How this works: It’s very simple. We ask a multi-part question related to a topic we’ve blogged about during the past week or are considering blogging about in the near future, and you, our readers, share your responses in the comments section. Feel free to be open, reflective, and vulnerable…and to challenge us. But as always, be mindful of the comment policy that ends each of our posts. Usually, we respond fairly quickly to each comment, but in order to give you time to think, come back, add more later if you want, and discuss with other readers, we will wait until after Monday to respond to comments on Saturday Symposium questions.

This week’s Saturday Symposium question: Many people associate living celibacy with dealing with loneliness. The Guardian recently reported on how loneliness can be characterized by loss and transition. Without community involvement, many people who are socially isolated and in need of support can go unnoticed. Therefore, we’d like to ask: When do you know that another person is lonely? What roles do transition and loss have in increasing the likelihood that a person might be lonely? How can a community support a lonely person? How can a lonely person find supportive communities? Are there ways to transition and grieve that create meaningful connections for people?   

We look forward to reading your responses. If you’re concerned about having your comment publicly associated with your name, please consider using the Contact Us page to submit your comment. We can post it under a pseudonym (i.e. John says, “your comment”) or summarize your comment in our own words (i.e. One person observed…). Participating in this kind of public dialogue can be risky, and we want to do what we can to protect you even if that means we preserve your anonymity. Have a wonderful weekend!

Blessings,

Sarah and Lindsey

Comment Policy: Please remember that we, and all others commenting on this blog, are people. Practice kindness. Practice generosity. Practice asking questions. Practice showing love. Practice being human. If your comment is rude, it will be deleted. If you are constantly negative, argumentative, or bullish, you will not be able to comment anymore. We are the sole moderators of the combox.

2 thoughts on “Saturday Symposium: Community and Loneliness

  1. People don’t always realize that having others around does not cure loneliness. I grew up extremely lonely and isolated, despite living with my mom, stepdad, and various combinations of my nine brothers and sisters. The problem was that my stepfather was emotionally abusive and my mom was completely absent and detached. As a stay-at-home mom, she was physically present, but I don’t think I had a meaningful connection with her until 3-4 years ago. (Things are so much better now:)

    I was just reading yesterday about something called “cuddle parties” – groups of people literally get together and just connect physically with each other in a non-sexual way. It made me realize how hungry I am for loving touch and how little opportunity I have to get it. You can’t just lay on a friend’s lap while watching a movie, and a church side-hug once in a while doesn’t cut it.

    But of course, again, going to one of those parties wouldn’t solve my problem. The emotional connection would be lacking. Just being in a room full of people is not what humans really crave – that’s why cities are the loneliest places to live.

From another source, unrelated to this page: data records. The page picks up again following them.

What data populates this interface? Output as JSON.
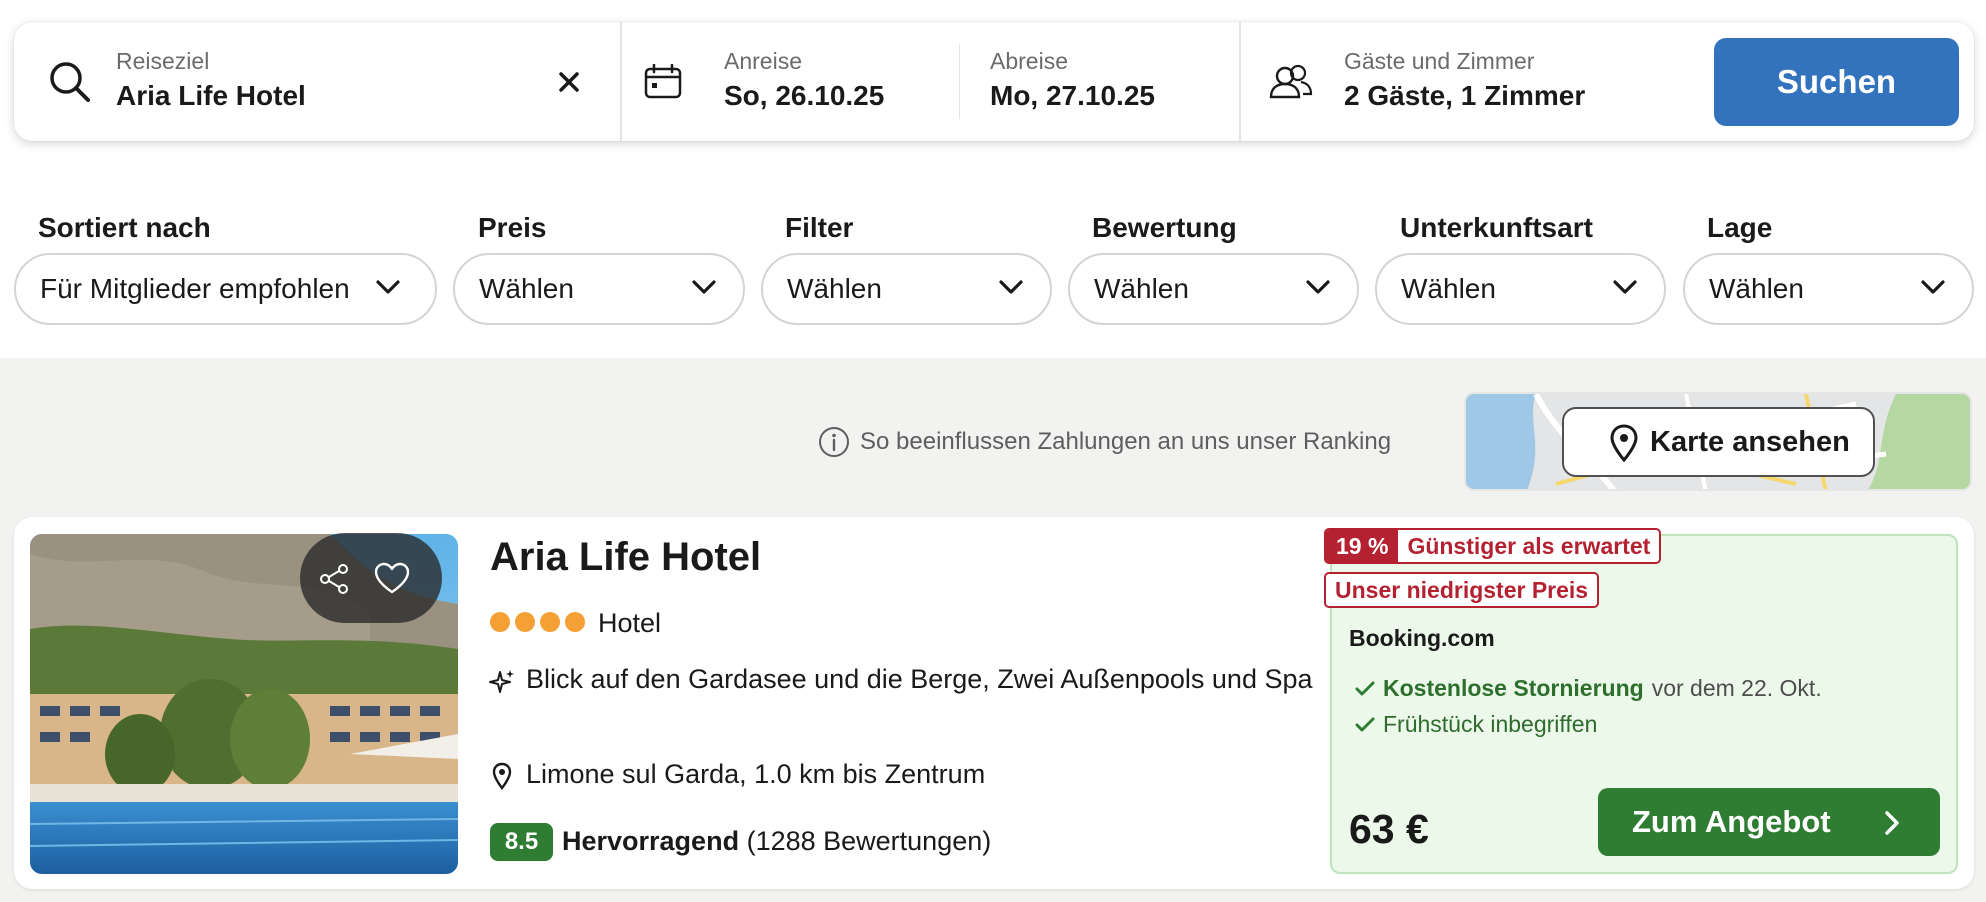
{
  "search": {
    "destination_label": "Reiseziel",
    "destination_value": "Aria Life Hotel",
    "checkin_label": "Anreise",
    "checkin_value": "So, 26.10.25",
    "checkout_label": "Abreise",
    "checkout_value": "Mo, 27.10.25",
    "guests_label": "Gäste und Zimmer",
    "guests_value": "2 Gäste, 1 Zimmer",
    "search_button": "Suchen",
    "icons": [
      "search-icon",
      "clear-icon",
      "calendar-icon",
      "guests-icon"
    ]
  },
  "filters": [
    {
      "label": "Sortiert nach",
      "value": "Für Mitglieder empfohlen"
    },
    {
      "label": "Preis",
      "value": "Wählen"
    },
    {
      "label": "Filter",
      "value": "Wählen"
    },
    {
      "label": "Bewertung",
      "value": "Wählen"
    },
    {
      "label": "Unterkunftsart",
      "value": "Wählen"
    },
    {
      "label": "Lage",
      "value": "Wählen"
    }
  ],
  "ranking_info": "So beeinflussen Zahlungen an uns unser Ranking",
  "map_button": "Karte ansehen",
  "hotel": {
    "name": "Aria Life Hotel",
    "star_count": 4,
    "type": "Hotel",
    "feature": "Blick auf den Gardasee und die Berge, Zwei Außenpools und Spa",
    "location": "Limone sul Garda, 1.0 km bis Zentrum",
    "rating_score": "8.5",
    "rating_word": "Hervorragend",
    "rating_count": "(1288 Bewertungen)"
  },
  "offer": {
    "discount_pct": "19 %",
    "discount_text": "Günstiger als erwartet",
    "lowest_price_tag": "Unser niedrigster Preis",
    "provider": "Booking.com",
    "perk1_bold": "Kostenlose Stornierung",
    "perk1_rest": "vor dem 22. Okt.",
    "perk2": "Frühstück inbegriffen",
    "price": "63 €",
    "deal_button": "Zum Angebot"
  },
  "colors": {
    "primary_blue": "#3373bd",
    "deal_green": "#2e7d32",
    "tag_red": "#b42232",
    "star_orange": "#f4a034",
    "offer_bg": "#ecf8ea"
  }
}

    I wish I had answers to any of the questions you posed, but I’m still trying to figure out how to do this whole “human connection” thing at all. It’s hard, but as I’ve discovered, very worth it!

  2. I don’t think anyone has any idea how lonely I am because I have so many friends. I long to be in community with other people deeply seeking a celibate calling but since I don’t belong to a Christian Tradition that has religious orders it is quite an anomaly. All the other single women seem to be waiting around for someone to pick them as a potential romantic partner. Everyone I know is either waited down with family concerns or is desperately longing to have family concerns. I believe my loneliness comes from not being fully known because I don’t feel comfortable sharing what I am going through. As I discern a celibate vocation I desperately long for sojourners on this same path. I’m seriously exploring another tradition that does have religious orders in the hopes of finding more people like me.

Leave a Reply